A few years ago I took a trip to Washington DC in December and while there visited the Basilica of the National Shrine of the Immaculate Conception, sometimes referred to as America's Catholic Church. I had heard that it rivaled all the grand churches of Europe, a fact that I wasn't quite prepared to believe until I saw it for myself. It is the largest Roman Catholic Church in North America and has been a work in progress since 1920 when its cornerstone was put in place.
The Basilica is a massive Byzantine-Romanesque style structure that surrounds over 70 spectacularly embellished chapels paying tribute to peoples, cultures, and traditions that are the very fabric of our nation.
My tour of the church began on the lower or Crypt level. At its center is Memorial Hall which takes its name from the tablets of Travertine marble and Radio Black American marble inscribed with the names of benefactors and others memorialized here.

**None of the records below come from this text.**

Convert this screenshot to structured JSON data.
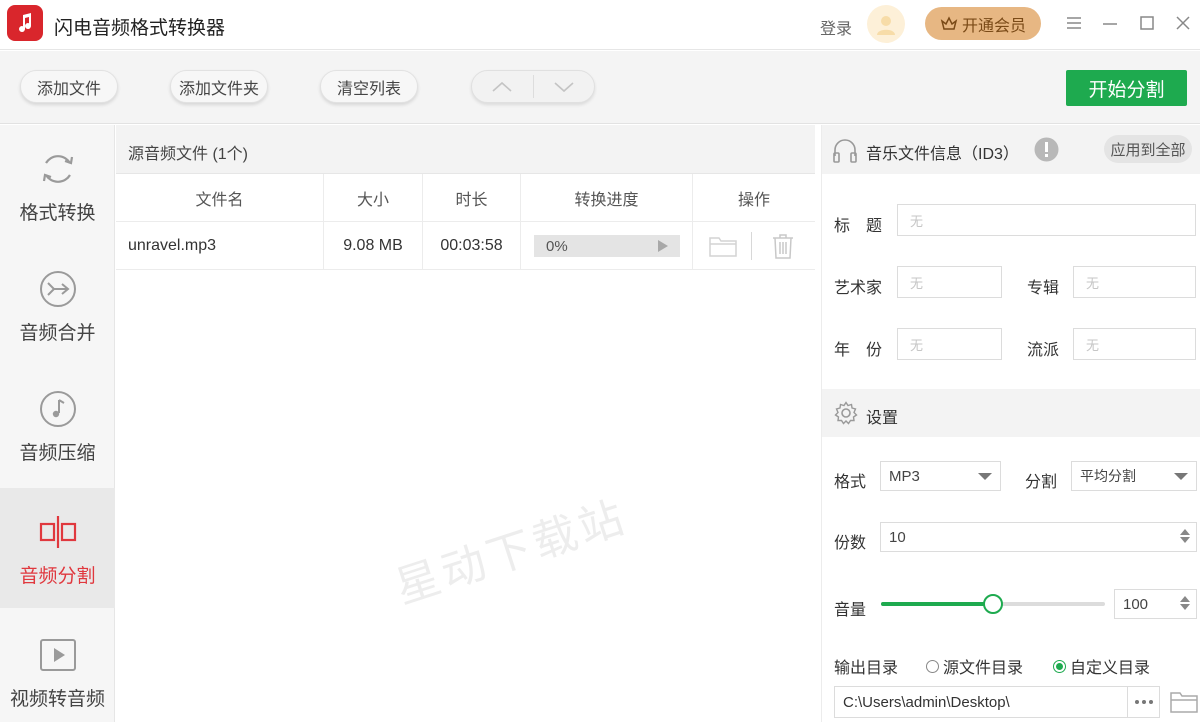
{
  "app": {
    "title": "闪电音频格式转换器"
  },
  "header": {
    "login_label": "登录",
    "vip_label": "开通会员"
  },
  "toolbar": {
    "add_file": "添加文件",
    "add_folder": "添加文件夹",
    "clear_list": "清空列表",
    "start_label": "开始分割"
  },
  "nav": {
    "items": [
      {
        "label": "格式转换",
        "icon": "refresh-icon"
      },
      {
        "label": "音频合并",
        "icon": "merge-icon"
      },
      {
        "label": "音频压缩",
        "icon": "music-note-icon"
      },
      {
        "label": "音频分割",
        "icon": "split-icon",
        "active": true
      },
      {
        "label": "视频转音频",
        "icon": "play-icon"
      }
    ]
  },
  "file_list": {
    "header": "源音频文件 (1个)",
    "columns": [
      "文件名",
      "大小",
      "时长",
      "转换进度",
      "操作"
    ],
    "rows": [
      {
        "name": "unravel.mp3",
        "size": "9.08 MB",
        "duration": "00:03:58",
        "progress": "0%",
        "progress_value": 0
      }
    ]
  },
  "watermark": "星动下载站",
  "id3": {
    "title": "音乐文件信息（ID3）",
    "apply_all": "应用到全部",
    "fields": {
      "title_label": "标　题",
      "artist_label": "艺术家",
      "album_label": "专辑",
      "year_label": "年　份",
      "genre_label": "流派",
      "placeholder": "无"
    }
  },
  "settings": {
    "title": "设置",
    "format_label": "格式",
    "format_value": "MP3",
    "split_label": "分割",
    "split_value": "平均分割",
    "parts_label": "份数",
    "parts_value": "10",
    "volume_label": "音量",
    "volume_value": "100",
    "volume_percent": 0.5,
    "output_label": "输出目录",
    "output_options": [
      "源文件目录",
      "自定义目录"
    ],
    "output_selected": "自定义目录",
    "output_path": "C:\\Users\\admin\\Desktop\\"
  },
  "colors": {
    "brand_red": "#d9262c",
    "accent_green": "#1eaa4f",
    "vip_gold": "#e7b783",
    "active_text": "#e0383e"
  }
}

In the very center of the hall stands a statue called Mary, Mother of Mankind by sculptor Harry Eversfield Donahue.
At one end of the lower level lies the Crypt Church, an area that is as large as most modern neighborhood churches. The vaulted ceiling and the walls are adorned with mosaics. The photo above doesn't really do it justice, it was stunning in its beauty and detail.

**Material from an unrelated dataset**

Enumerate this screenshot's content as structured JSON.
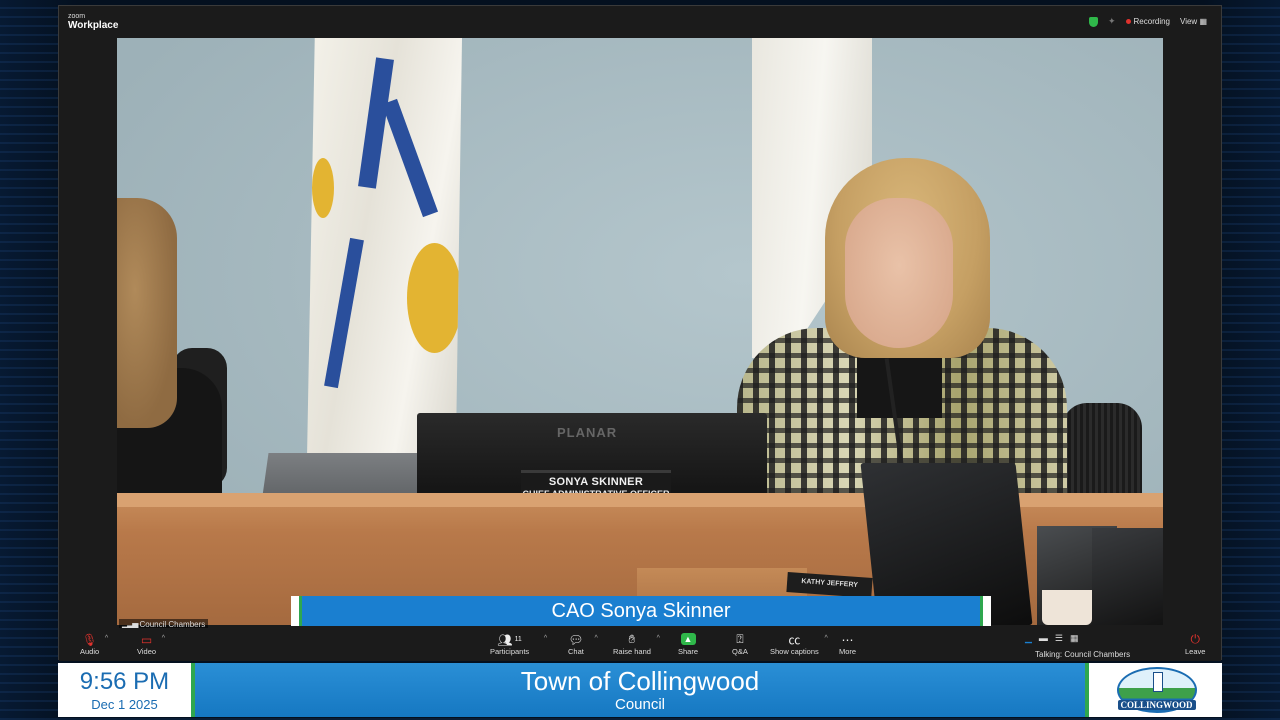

Many of the 70 chapels are located on this level and run along the length of the building on each side of Memorial Hall.
The chapel to the right is called Our Lady of La Vang. This chapel pays tribute to the Vietnamese region of La Vang where Christians sought refuge during struggles in the 18th Century.
The statue here is a depiction of a vision the people saw when praying while hiding in this region.
Another chapel on this level is Mary Queen of Missions. Venetian glass mosaic depicts Mary crowned with 12 stars and holding a globe.
Each chapel on this level seemed to out shine the last one and there were far too many to show them all here.
The Basilica on the main level is massive in size and topped with a number of domed covered in glass mosaics.
Also on this main level is a chapel that quite literally took my breath away when I entered it. It is called the Blessed Sacrament Chapel and it features a bronze tabernacle by Xavier Corbero of Barcelona containing the blessed sacrament. It is evocative of the Ark of the Covenant.
A canopy above the tabernacle depicts Manna falling from the heavens.
There was so much more to see that I'll have to cover this spot again in a future post. For now, I'll leave you with the stained glass window that was set in the cafeteria inside the church. Yes, it was so big that a cafeteria inside is an essential amenity.